Personal Data

Personal data is information that relates to a living individual who can be identified from that data and other information in or likely to come into the possession of the Data Controller.

Sensitive Personal Data

Sensitive personal data is personal data of the following specific nature: racial or ethnic origin; political opinions; religious beliefs or beliefs of a similar nature; membership of Trade Unions; physical or mental health or condition; sexual life; commission or alleged commission of any offence; proceeding of any offence committed or alleged, the disposal of such proceedings or the sentence of the court.

Processing

Processing is anything done with the data including holding and viewing it. If you have personal data, you should assume you are processing it.

Implicit consent

The data subject may be asked to agree implicitly to the disclosure of information about themselves to certain named third parties. In the case of a learner this consent is given when they sign an enrolment form or agree to the terms via an online process. In the case of staff this is implicitly given by signing their employment contract.

Explicit consent

Where sensitive personal data is to be disclosed to a third party, explicit consent must be sought from the data subject before the disclosure can take place. This consent is for the named disclosure and cannot be taken as consent for other or further processing of the data in this way. It needs to be collected each time such a disclosure is to be made.

Data Subject

The Data Subject is the individual who is the subject of personal data.
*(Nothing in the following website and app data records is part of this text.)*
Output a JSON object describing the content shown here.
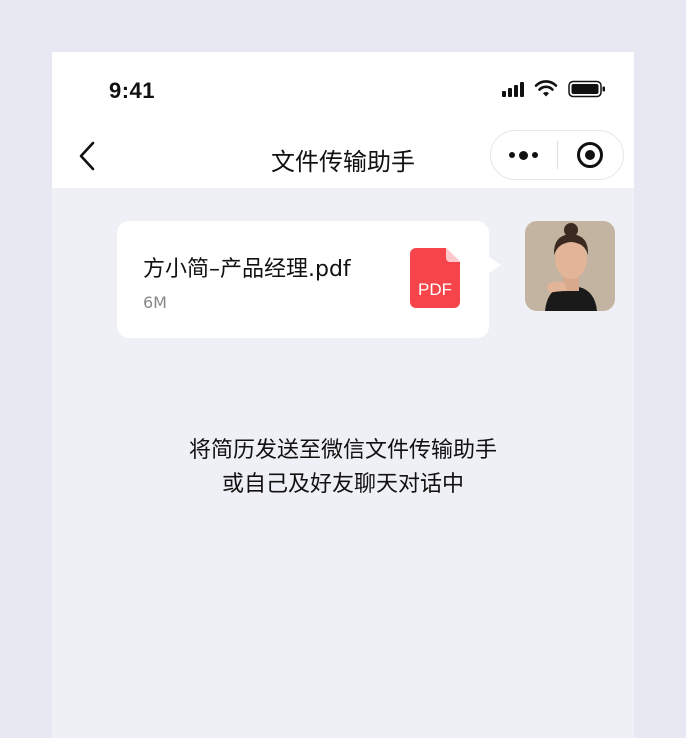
{
  "status_bar": {
    "time": "9:41"
  },
  "nav": {
    "title": "文件传输助手"
  },
  "message": {
    "file_name": "方小简–产品经理.pdf",
    "file_size": "6M",
    "file_type_label": "PDF",
    "icon": "pdf-file-icon"
  },
  "hint": {
    "line1": "将简历发送至微信文件传输助手",
    "line2": "或自己及好友聊天对话中"
  },
  "colors": {
    "pdf_red": "#f5454b",
    "background": "#eff0f5",
    "page_background": "#e7e8f2"
  }
}
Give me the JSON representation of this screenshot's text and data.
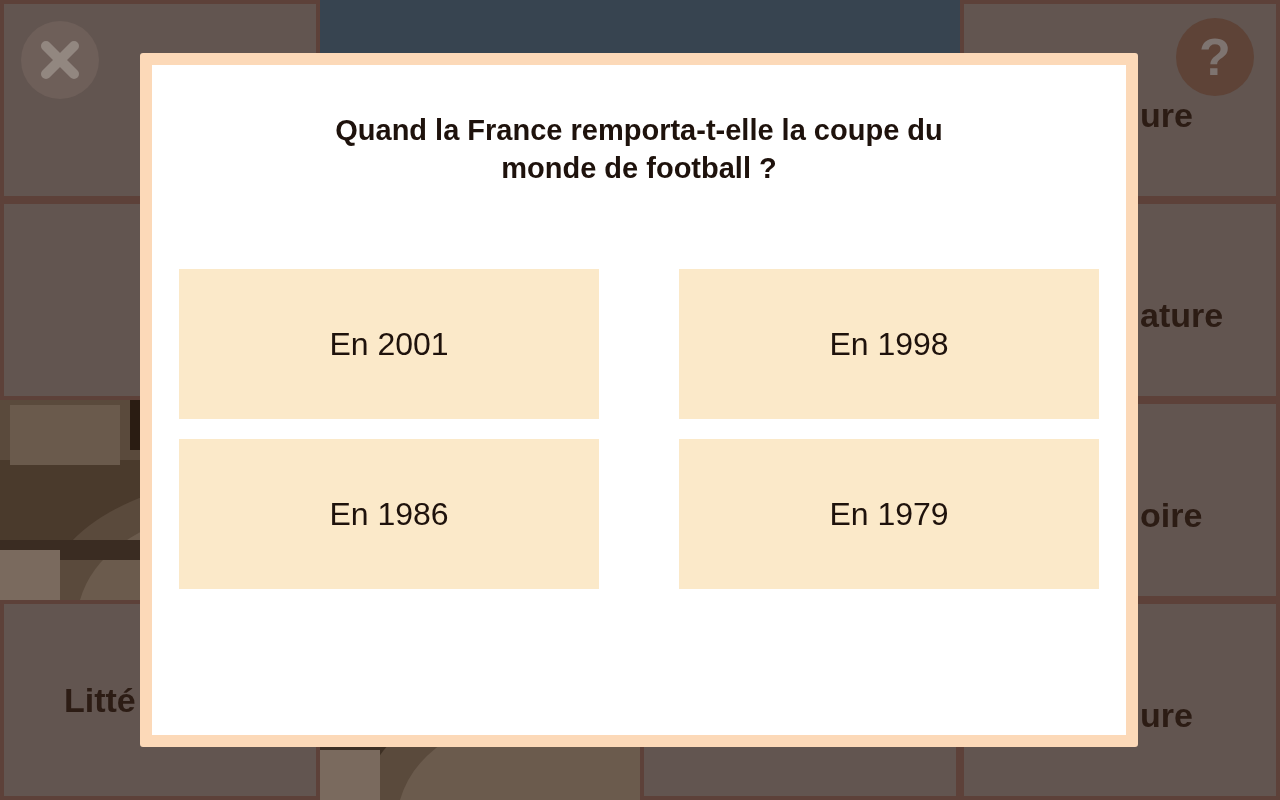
{
  "tiles": [
    {
      "kind": "blank"
    },
    {
      "kind": "dark"
    },
    {
      "kind": "dark"
    },
    {
      "kind": "text",
      "label": "ure"
    },
    {
      "kind": "blank"
    },
    {
      "kind": "hidden"
    },
    {
      "kind": "hidden"
    },
    {
      "kind": "text",
      "label": "ature"
    },
    {
      "kind": "picture"
    },
    {
      "kind": "hidden"
    },
    {
      "kind": "hidden"
    },
    {
      "kind": "text",
      "label": "oire"
    },
    {
      "kind": "text",
      "label": "Litté"
    },
    {
      "kind": "picture"
    },
    {
      "kind": "blank"
    },
    {
      "kind": "text",
      "label": "ure"
    }
  ],
  "help_button": {
    "label": "?"
  },
  "quiz": {
    "question": "Quand la France remporta-t-elle la coupe du monde de football ?",
    "answers": [
      {
        "label": "En 2001"
      },
      {
        "label": "En 1998"
      },
      {
        "label": "En 1986"
      },
      {
        "label": "En 1979"
      }
    ]
  }
}
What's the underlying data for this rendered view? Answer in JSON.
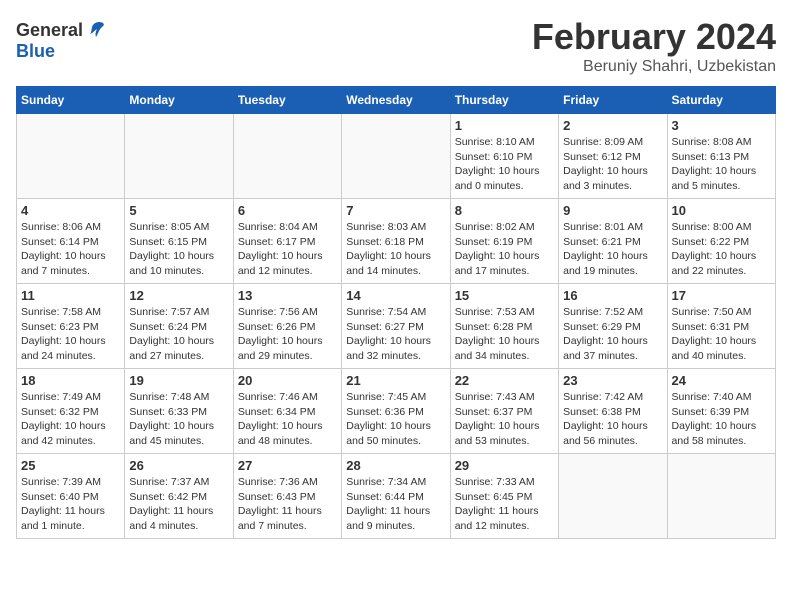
{
  "header": {
    "logo_general": "General",
    "logo_blue": "Blue",
    "title": "February 2024",
    "location": "Beruniy Shahri, Uzbekistan"
  },
  "calendar": {
    "days_of_week": [
      "Sunday",
      "Monday",
      "Tuesday",
      "Wednesday",
      "Thursday",
      "Friday",
      "Saturday"
    ],
    "weeks": [
      [
        {
          "day": "",
          "info": ""
        },
        {
          "day": "",
          "info": ""
        },
        {
          "day": "",
          "info": ""
        },
        {
          "day": "",
          "info": ""
        },
        {
          "day": "1",
          "info": "Sunrise: 8:10 AM\nSunset: 6:10 PM\nDaylight: 10 hours and 0 minutes."
        },
        {
          "day": "2",
          "info": "Sunrise: 8:09 AM\nSunset: 6:12 PM\nDaylight: 10 hours and 3 minutes."
        },
        {
          "day": "3",
          "info": "Sunrise: 8:08 AM\nSunset: 6:13 PM\nDaylight: 10 hours and 5 minutes."
        }
      ],
      [
        {
          "day": "4",
          "info": "Sunrise: 8:06 AM\nSunset: 6:14 PM\nDaylight: 10 hours and 7 minutes."
        },
        {
          "day": "5",
          "info": "Sunrise: 8:05 AM\nSunset: 6:15 PM\nDaylight: 10 hours and 10 minutes."
        },
        {
          "day": "6",
          "info": "Sunrise: 8:04 AM\nSunset: 6:17 PM\nDaylight: 10 hours and 12 minutes."
        },
        {
          "day": "7",
          "info": "Sunrise: 8:03 AM\nSunset: 6:18 PM\nDaylight: 10 hours and 14 minutes."
        },
        {
          "day": "8",
          "info": "Sunrise: 8:02 AM\nSunset: 6:19 PM\nDaylight: 10 hours and 17 minutes."
        },
        {
          "day": "9",
          "info": "Sunrise: 8:01 AM\nSunset: 6:21 PM\nDaylight: 10 hours and 19 minutes."
        },
        {
          "day": "10",
          "info": "Sunrise: 8:00 AM\nSunset: 6:22 PM\nDaylight: 10 hours and 22 minutes."
        }
      ],
      [
        {
          "day": "11",
          "info": "Sunrise: 7:58 AM\nSunset: 6:23 PM\nDaylight: 10 hours and 24 minutes."
        },
        {
          "day": "12",
          "info": "Sunrise: 7:57 AM\nSunset: 6:24 PM\nDaylight: 10 hours and 27 minutes."
        },
        {
          "day": "13",
          "info": "Sunrise: 7:56 AM\nSunset: 6:26 PM\nDaylight: 10 hours and 29 minutes."
        },
        {
          "day": "14",
          "info": "Sunrise: 7:54 AM\nSunset: 6:27 PM\nDaylight: 10 hours and 32 minutes."
        },
        {
          "day": "15",
          "info": "Sunrise: 7:53 AM\nSunset: 6:28 PM\nDaylight: 10 hours and 34 minutes."
        },
        {
          "day": "16",
          "info": "Sunrise: 7:52 AM\nSunset: 6:29 PM\nDaylight: 10 hours and 37 minutes."
        },
        {
          "day": "17",
          "info": "Sunrise: 7:50 AM\nSunset: 6:31 PM\nDaylight: 10 hours and 40 minutes."
        }
      ],
      [
        {
          "day": "18",
          "info": "Sunrise: 7:49 AM\nSunset: 6:32 PM\nDaylight: 10 hours and 42 minutes."
        },
        {
          "day": "19",
          "info": "Sunrise: 7:48 AM\nSunset: 6:33 PM\nDaylight: 10 hours and 45 minutes."
        },
        {
          "day": "20",
          "info": "Sunrise: 7:46 AM\nSunset: 6:34 PM\nDaylight: 10 hours and 48 minutes."
        },
        {
          "day": "21",
          "info": "Sunrise: 7:45 AM\nSunset: 6:36 PM\nDaylight: 10 hours and 50 minutes."
        },
        {
          "day": "22",
          "info": "Sunrise: 7:43 AM\nSunset: 6:37 PM\nDaylight: 10 hours and 53 minutes."
        },
        {
          "day": "23",
          "info": "Sunrise: 7:42 AM\nSunset: 6:38 PM\nDaylight: 10 hours and 56 minutes."
        },
        {
          "day": "24",
          "info": "Sunrise: 7:40 AM\nSunset: 6:39 PM\nDaylight: 10 hours and 58 minutes."
        }
      ],
      [
        {
          "day": "25",
          "info": "Sunrise: 7:39 AM\nSunset: 6:40 PM\nDaylight: 11 hours and 1 minute."
        },
        {
          "day": "26",
          "info": "Sunrise: 7:37 AM\nSunset: 6:42 PM\nDaylight: 11 hours and 4 minutes."
        },
        {
          "day": "27",
          "info": "Sunrise: 7:36 AM\nSunset: 6:43 PM\nDaylight: 11 hours and 7 minutes."
        },
        {
          "day": "28",
          "info": "Sunrise: 7:34 AM\nSunset: 6:44 PM\nDaylight: 11 hours and 9 minutes."
        },
        {
          "day": "29",
          "info": "Sunrise: 7:33 AM\nSunset: 6:45 PM\nDaylight: 11 hours and 12 minutes."
        },
        {
          "day": "",
          "info": ""
        },
        {
          "day": "",
          "info": ""
        }
      ]
    ]
  }
}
This will include staff, learners, volunteers, suppliers of goods, visitors, contractors, etc.

Data Controller

The Data Controller is the legal person or body who determines the purposes for which and the manner in which any personal data are, or are to be, processed. The Company is the Data Controller.

Data Processor

The Data Processor is any person other than an employee of the Data Controller who processes data on behalf of the Company

Third Party

A Third Party is any person other than the Data Subject, the Data Controller, the Data Processor or other person authorised to process data for the Data Controller.

DBS

Disclosure & Barring Service (http://www.homeoffice.gov.uk/dbs)

  1. Data Protection Policy: Standard Request Form for Access to Dat

Appendix to the Data Protection Policy: Standard Request Form for Access to Data

Shire Aggregates Bulk Ltd

Company

Subject Access Request Form

The Data Protection Act 1998 gives customers, staff suppliers and other users of the Company the right to access personal data relating to themselves that is held by the Company as part of a ‘relevant filing system’ (both in electronic and manual format). Any individual who wishes to access data should apply using this Subject Access Request Form.

The Company needs to be assured of the applicant’s identity before relevant data is released

  • ARE YOU THE DATA SUBJECT?

Yes – are you applying for data the Company holds about you? You will need to supply the Company with evidence of your identity (learner/staff ID card if applicable, proof of address, driving licence, birth certificate (or photocopy) etc.) as well as a signed copy of this form. This is to ensure we only release data to those who have a right to see the information.

Now complete Q2, 4 and 5 on downloadable form

No – are you acting on behalf of the Data Subject with their written authority? If so, you will need to enclose an original copy of their permission to disclose. This can be a letter which is signed personally by them giving you authority. We must be able to confirm from our records that this request relates to the Data Subject. You will be the applicant. The Data Subject details must be included at Q3.

Now complete Q 2, 3, 4 and 5 on downloadable form

Please fill in this form and return…DOWNLOAD FORM